They need not have spoken as their expressive eyes said it all.
They plead to communicate. Their lips quivered, but their mouths did not open to speak. Instead, they articulated their thoughts directly through to my cerebrum, which, I must say, was a highly original experience for me as I had never been on the receiving end of a telepathic conversion. Err, sorry. I meant conversation.
I refuse to be indoctrinated by the verbal diarrhoea that is to ‘interface’ as a verb for interaction. Spare me!
Now, where was I?
It seemed that I was to be the designated passenger on a journey to deliver the haul to headquarters. Little did I know that we had recruited the likes of these diminutive operatives. Typical. It’s always not until you’re in the field these days that you are let in on information that could very well change the whole complexion of an operation.
I made a mental note to raise this at the debriefing and hoped that my silent interlocutors wouldn’t take it the wrong way.
Under cover of the continuing hubbub from on high, as the angels executed their display of daring-do, I was escorted to the food truck area where awaited a van, all ready to depart the scene.

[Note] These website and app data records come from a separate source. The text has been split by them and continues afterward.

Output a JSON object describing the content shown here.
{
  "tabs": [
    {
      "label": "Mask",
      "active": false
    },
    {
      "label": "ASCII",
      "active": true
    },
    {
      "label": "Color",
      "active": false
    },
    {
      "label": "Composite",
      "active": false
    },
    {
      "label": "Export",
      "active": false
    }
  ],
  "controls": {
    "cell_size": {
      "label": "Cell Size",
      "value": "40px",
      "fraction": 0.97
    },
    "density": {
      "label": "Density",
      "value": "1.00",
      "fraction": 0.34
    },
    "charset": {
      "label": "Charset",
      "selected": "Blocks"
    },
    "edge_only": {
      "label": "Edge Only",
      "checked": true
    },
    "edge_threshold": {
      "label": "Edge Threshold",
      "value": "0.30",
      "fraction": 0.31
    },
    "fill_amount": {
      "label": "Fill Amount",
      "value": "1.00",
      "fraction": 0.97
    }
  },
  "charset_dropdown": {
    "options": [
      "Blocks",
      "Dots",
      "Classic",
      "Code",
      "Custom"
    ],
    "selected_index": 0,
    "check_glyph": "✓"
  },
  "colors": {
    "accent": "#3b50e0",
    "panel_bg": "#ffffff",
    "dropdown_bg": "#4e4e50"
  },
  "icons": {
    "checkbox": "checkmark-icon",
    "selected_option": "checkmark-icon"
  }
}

It was a dispensary on wheels for a particular brewery, which craft style beers claimed protection under the symbolically stylized logo emblazoned on the van’s side – a stein wielding little creature with wings captured in mid-flight, apparently raising a toast to mortal health.
Little Creatures; not to be confused witha certainDirty Creature in a song lyric;although, to split ends would be unfair in this case as it was obvious they were small in stature, unearthly and yet, however innocent, capable of a ribaldry to equal the lowest common denominator of human expression.
A vulgarity undeserving of ironic, punitive refrain.
Unlike an ice-cream van, this vehicle lacked any loudspeakers with which to hawk its wares. I made up for this by silently humming the chorus to the unclean entity ditty to reassure myself that this turn of events was quite righty beyond my ken’s perspicacity (or Roy’s domain, by any other name’s appropriation).
This served to bring wry smiles to the faces of my little companions, which made me wonder if they knew the song or were simply amused by my subliminal inability to hit the right note, even when I thought no one else could hear me.
I definitely sang better in the shower, to which thought they nodded their acclaim.
No, in this case it was the call to alms captured in the logo’s unfurled banner that did all that was necessary to promote my unaccustomed custom. This seemed like an economy in reverse, for it was I who was to give of my virtue inasmuch as I possessed a sophisticated palate fit for waxing lyrical.
I only hoped Dimitri had not fallen foul of the mysterious and contrary powers that were afoot, intent on preventing the delivery of our hard-earned spoils (not to mention slaking the thirst for answers).
It seemed they needed a mouthpiece for the next phase of this escapade.
I happily volunteered my services to them and they opened the rear of the van for me to load my box on wheels and settle myself for the journey.
Once ensconced, I sat atop my haul and proceeded to open a six pack or two of hoppy ales to sample for the ride - this being the stipulation of my drivers who grinned and rubbed their distended tummies before they closed the rear doors and hopped in the front.
This kind of communication was like an intercom inside my head and it buzzed and fizzed back and forth as we set off.
My collaborators had introduced themselves as Sap and Ling and assured me I was in good hands; they were graduates of the Ethereal Defensive Driving School.
As the journey progressed through audibly familiar precincts (confined as I was, I could not see out of the van with the servery window closed and no other vantage ports from which to behold the passing points of view), all I could say was that I was torn between the Rogers’ and Dog Day’s session ales.
Almost as testing as differentiating between Dimitri’s loyalty and that of a drover’s dog.
At least I wasn’t to be led astray by misguided allegiances to mute mischievousness.
Having ever only seen certain scenes from E.T. on TV and never having owned a dog, I determined to raise with Dimitri such missing elements (and misgivings) from my personal manifesto when we next convened.
I just prayed he hadn’t boarded the wrong flight…